By Henry McRandall
At the time of this writing, Libyan strongman Muammar Khadaf is still somewhere in hiding – either in Libya or in a foreign country granting him asylum. Wherever he is, though, the question must be asked: What should the Libyans do with him if he is captured instead of killed?
Khadafi is despised by the vast majority of his own people – most of whom have legitimate grievances against the brutal 42-year-long ruling tyrant – but he is also despied by most of the international community.
There appear to be two primary options: Turn him over to the ICC (International Criminal Court) for prosecution for war crimes and crimes against humanity or keep him in Libya and let his own people try him for a much wider range of crimes against them.
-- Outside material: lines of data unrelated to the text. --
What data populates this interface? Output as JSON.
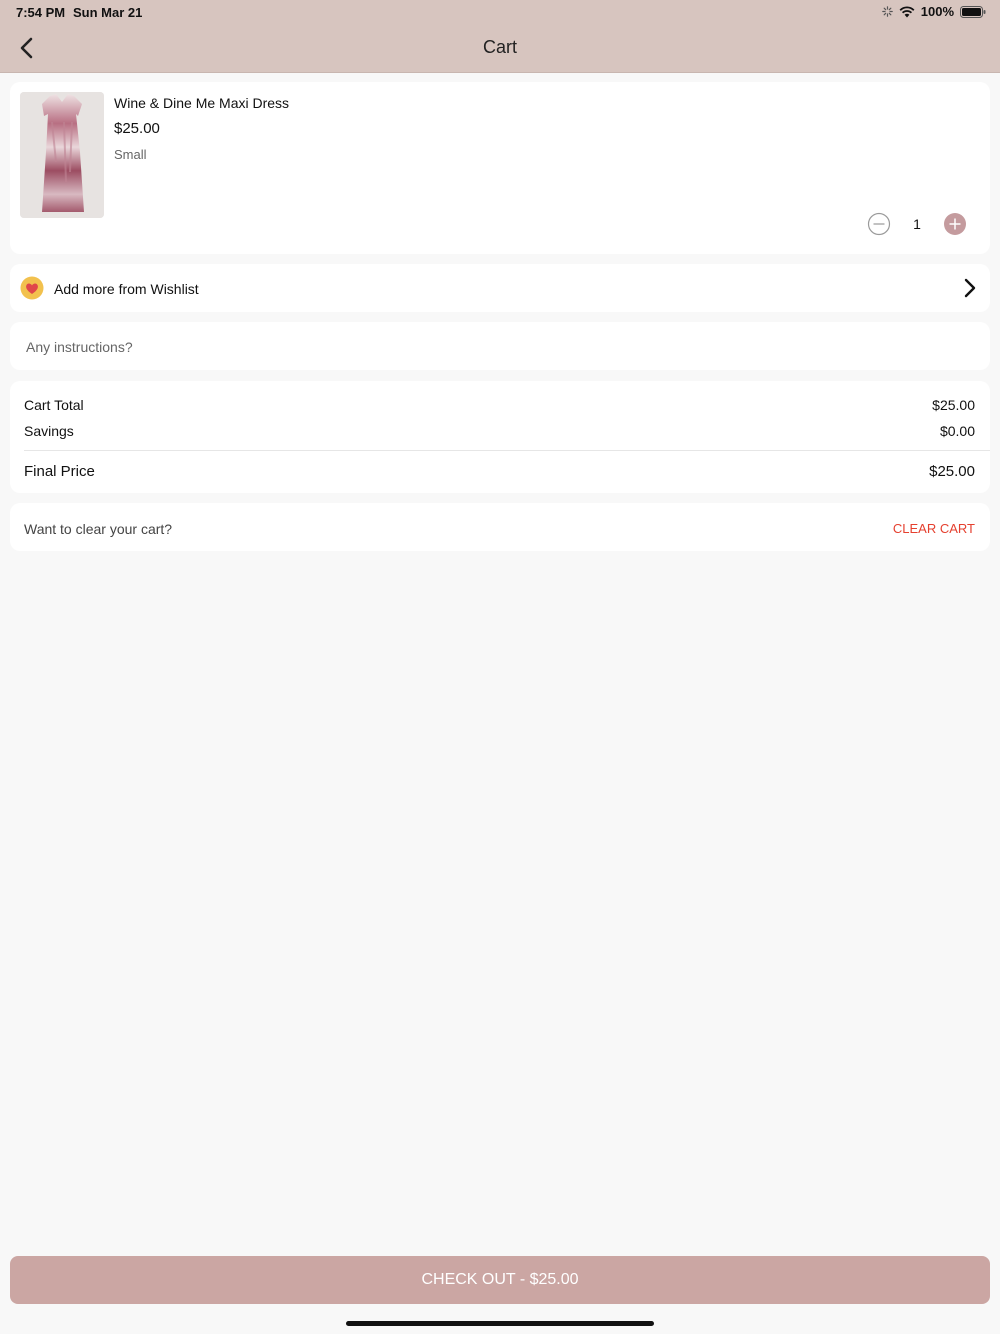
{
  "status_bar": {
    "time": "7:54 PM",
    "date": "Sun Mar 21",
    "battery": "100%",
    "icons": [
      "loading-indicator-icon",
      "wifi-icon",
      "battery-icon"
    ]
  },
  "header": {
    "title": "Cart",
    "back_icon": "chevron-left-icon"
  },
  "cart_item": {
    "name": "Wine & Dine Me Maxi Dress",
    "price": "$25.00",
    "size": "Small",
    "quantity": "1",
    "minus_icon": "minus-circle-icon",
    "plus_icon": "plus-circle-icon"
  },
  "wishlist": {
    "label": "Add more from Wishlist",
    "icon": "heart-icon",
    "chevron_icon": "chevron-right-icon"
  },
  "instructions": {
    "placeholder": "Any instructions?",
    "value": ""
  },
  "totals": {
    "cart_total_label": "Cart Total",
    "cart_total_value": "$25.00",
    "savings_label": "Savings",
    "savings_value": "$0.00",
    "final_label": "Final Price",
    "final_value": "$25.00"
  },
  "clear": {
    "question": "Want to clear your cart?",
    "button": "CLEAR CART"
  },
  "checkout": {
    "label": "CHECK OUT - $25.00"
  },
  "colors": {
    "header_bg": "#d7c5bf",
    "accent": "#cba6a3",
    "clear_red": "#e5402f",
    "page_bg": "#f8f8f8"
  }
}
Many foreign governments, including those of the U.S. and many western countries, may pressure the interim Libyan regime to either turn him over to the ICC or quickly place him on trial with a view to convicting and executing him.
Some, including Amerikkka, may argue that his crimes merit international prosecution and that the ICC is the right body to carry this out.
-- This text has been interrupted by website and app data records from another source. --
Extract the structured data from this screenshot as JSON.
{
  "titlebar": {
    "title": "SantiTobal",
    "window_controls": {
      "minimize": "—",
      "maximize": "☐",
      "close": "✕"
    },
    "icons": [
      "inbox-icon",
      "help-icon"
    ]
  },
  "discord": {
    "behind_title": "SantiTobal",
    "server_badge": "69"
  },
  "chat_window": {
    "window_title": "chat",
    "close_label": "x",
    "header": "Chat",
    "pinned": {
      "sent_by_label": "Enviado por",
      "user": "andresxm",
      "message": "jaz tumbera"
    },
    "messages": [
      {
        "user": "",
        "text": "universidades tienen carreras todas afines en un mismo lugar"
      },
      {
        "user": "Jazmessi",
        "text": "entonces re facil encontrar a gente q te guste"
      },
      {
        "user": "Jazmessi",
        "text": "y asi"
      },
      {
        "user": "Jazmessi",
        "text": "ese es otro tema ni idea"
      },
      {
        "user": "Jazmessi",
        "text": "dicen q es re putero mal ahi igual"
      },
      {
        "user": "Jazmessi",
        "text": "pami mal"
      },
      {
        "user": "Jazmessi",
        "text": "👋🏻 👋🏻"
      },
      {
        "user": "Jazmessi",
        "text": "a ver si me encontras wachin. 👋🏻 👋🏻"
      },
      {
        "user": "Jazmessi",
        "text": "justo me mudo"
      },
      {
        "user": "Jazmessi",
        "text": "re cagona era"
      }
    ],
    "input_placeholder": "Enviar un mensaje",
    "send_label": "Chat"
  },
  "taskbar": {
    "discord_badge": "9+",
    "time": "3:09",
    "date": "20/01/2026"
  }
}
But wait a minute!
What right does the United States have to try to tell any other country what to do with its own criminals when the U.S. itself will not even accept ICC jursidiction over war crimes and crimes against humanity committed by Amerikkkan politicians and the U.S. military?
Obviously, if that is what Amerikkka wants to see happen, it has no business sticking its nose in the equation.
Alternatively, the U.S. may press for a quick show-trial/execution as happened with Saddam Hussein after he was found hiding in a hole in Iraq.
Hussein was vengefully subjected to a public show trial in which his ultimate conviction was a foregone conclusion, and summarily executed.
But the vengeful Iraqi victims of this dictator were egged on by the Geroge W. Bush administration and Bush himself was the primary cheerleader and instigator.
It could not truly be said that Saddam Hussein received a fair trial and while he may have executed many of his own victims without even a show trial, it will not advance the cause of democracy in Libya for the interim government to lower itself to Khadafi’s level.
If Khadafi is caught he should be prosecuted not by the ICC but by Libya’s own courts.
But rather than turning it into a vengeful spectator blood sport, those responsible for his prosecution should bend over backwards to make sure that the justice they ultimately mete out will be truly deserved by Khadafi.
What Libya should do with Khadafi
By Henry McRandall